** Information provided **
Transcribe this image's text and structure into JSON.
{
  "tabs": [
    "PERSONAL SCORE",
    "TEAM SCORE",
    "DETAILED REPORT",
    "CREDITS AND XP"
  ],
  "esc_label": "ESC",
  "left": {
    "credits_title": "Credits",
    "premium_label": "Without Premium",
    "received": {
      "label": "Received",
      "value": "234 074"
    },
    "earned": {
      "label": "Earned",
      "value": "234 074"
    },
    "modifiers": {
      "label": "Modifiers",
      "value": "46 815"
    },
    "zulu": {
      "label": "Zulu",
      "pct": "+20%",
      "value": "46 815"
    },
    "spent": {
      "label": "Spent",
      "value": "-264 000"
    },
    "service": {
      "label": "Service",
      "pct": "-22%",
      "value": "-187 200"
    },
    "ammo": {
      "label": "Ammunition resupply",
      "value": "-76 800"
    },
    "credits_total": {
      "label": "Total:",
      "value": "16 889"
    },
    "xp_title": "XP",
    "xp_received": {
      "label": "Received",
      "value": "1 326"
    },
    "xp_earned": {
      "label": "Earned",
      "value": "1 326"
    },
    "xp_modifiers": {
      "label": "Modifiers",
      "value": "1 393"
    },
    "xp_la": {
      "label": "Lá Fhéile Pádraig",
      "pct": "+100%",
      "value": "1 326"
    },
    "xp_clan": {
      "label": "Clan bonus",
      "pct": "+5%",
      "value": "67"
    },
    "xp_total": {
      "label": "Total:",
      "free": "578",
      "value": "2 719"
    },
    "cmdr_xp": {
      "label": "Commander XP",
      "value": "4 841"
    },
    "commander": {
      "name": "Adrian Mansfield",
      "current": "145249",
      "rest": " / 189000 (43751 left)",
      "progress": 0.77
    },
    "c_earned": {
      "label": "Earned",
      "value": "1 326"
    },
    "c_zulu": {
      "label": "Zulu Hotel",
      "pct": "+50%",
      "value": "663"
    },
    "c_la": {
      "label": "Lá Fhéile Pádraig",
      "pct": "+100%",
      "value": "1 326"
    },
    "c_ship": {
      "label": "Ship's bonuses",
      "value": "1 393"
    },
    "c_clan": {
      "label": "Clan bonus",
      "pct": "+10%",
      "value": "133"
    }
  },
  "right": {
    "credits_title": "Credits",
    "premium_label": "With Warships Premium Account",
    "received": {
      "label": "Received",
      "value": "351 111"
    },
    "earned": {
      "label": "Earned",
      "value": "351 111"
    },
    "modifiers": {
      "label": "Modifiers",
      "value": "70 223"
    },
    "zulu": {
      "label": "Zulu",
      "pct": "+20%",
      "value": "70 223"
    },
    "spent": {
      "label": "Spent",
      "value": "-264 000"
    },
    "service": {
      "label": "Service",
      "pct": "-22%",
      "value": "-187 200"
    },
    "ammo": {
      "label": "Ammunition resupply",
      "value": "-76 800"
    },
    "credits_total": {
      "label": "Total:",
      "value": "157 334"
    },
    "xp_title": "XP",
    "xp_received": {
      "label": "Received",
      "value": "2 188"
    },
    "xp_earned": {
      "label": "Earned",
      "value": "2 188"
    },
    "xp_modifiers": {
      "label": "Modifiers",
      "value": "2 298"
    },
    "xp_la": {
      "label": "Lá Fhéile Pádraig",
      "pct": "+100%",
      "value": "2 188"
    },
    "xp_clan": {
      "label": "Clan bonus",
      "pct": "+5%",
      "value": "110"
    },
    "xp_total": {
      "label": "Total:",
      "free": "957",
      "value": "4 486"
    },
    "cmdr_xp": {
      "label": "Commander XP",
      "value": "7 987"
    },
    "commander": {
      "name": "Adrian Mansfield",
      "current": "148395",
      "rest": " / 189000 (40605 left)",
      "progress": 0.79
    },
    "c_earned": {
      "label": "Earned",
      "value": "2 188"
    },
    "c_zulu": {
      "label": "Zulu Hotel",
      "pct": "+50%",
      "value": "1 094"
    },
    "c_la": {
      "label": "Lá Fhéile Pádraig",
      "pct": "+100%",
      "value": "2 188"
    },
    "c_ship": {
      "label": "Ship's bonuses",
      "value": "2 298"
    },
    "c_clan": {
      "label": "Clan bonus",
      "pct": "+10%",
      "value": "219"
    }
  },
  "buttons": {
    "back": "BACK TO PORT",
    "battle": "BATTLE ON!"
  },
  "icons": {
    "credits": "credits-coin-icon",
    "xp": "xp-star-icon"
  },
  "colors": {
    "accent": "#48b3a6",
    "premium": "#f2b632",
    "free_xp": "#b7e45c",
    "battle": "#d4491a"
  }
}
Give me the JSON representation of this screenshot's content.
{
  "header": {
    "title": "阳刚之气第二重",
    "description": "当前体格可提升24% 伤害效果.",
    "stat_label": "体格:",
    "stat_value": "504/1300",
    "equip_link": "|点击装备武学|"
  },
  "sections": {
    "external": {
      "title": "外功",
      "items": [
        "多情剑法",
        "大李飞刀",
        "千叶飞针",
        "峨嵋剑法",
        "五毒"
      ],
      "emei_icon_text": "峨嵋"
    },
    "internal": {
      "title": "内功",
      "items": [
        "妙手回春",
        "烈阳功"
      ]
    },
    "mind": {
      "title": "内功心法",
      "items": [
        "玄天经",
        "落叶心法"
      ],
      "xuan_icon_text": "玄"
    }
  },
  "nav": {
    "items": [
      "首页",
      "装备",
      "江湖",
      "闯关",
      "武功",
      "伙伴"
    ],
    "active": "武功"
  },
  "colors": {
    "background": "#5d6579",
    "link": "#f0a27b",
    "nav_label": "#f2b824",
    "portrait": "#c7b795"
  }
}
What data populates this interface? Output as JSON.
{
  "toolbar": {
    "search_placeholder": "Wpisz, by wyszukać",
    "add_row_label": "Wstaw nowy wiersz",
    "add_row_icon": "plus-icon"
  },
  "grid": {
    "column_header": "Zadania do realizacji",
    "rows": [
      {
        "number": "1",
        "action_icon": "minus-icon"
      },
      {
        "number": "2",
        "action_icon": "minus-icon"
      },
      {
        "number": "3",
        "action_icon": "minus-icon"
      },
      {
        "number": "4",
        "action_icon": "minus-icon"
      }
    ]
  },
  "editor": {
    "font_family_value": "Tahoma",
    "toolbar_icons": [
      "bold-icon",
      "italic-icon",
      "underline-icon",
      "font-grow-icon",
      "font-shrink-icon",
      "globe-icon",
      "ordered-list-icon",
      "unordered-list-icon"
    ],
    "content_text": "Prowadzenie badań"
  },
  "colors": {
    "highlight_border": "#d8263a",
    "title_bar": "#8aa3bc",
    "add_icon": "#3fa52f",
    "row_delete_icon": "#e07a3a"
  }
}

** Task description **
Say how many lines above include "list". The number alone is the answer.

** Response box **
2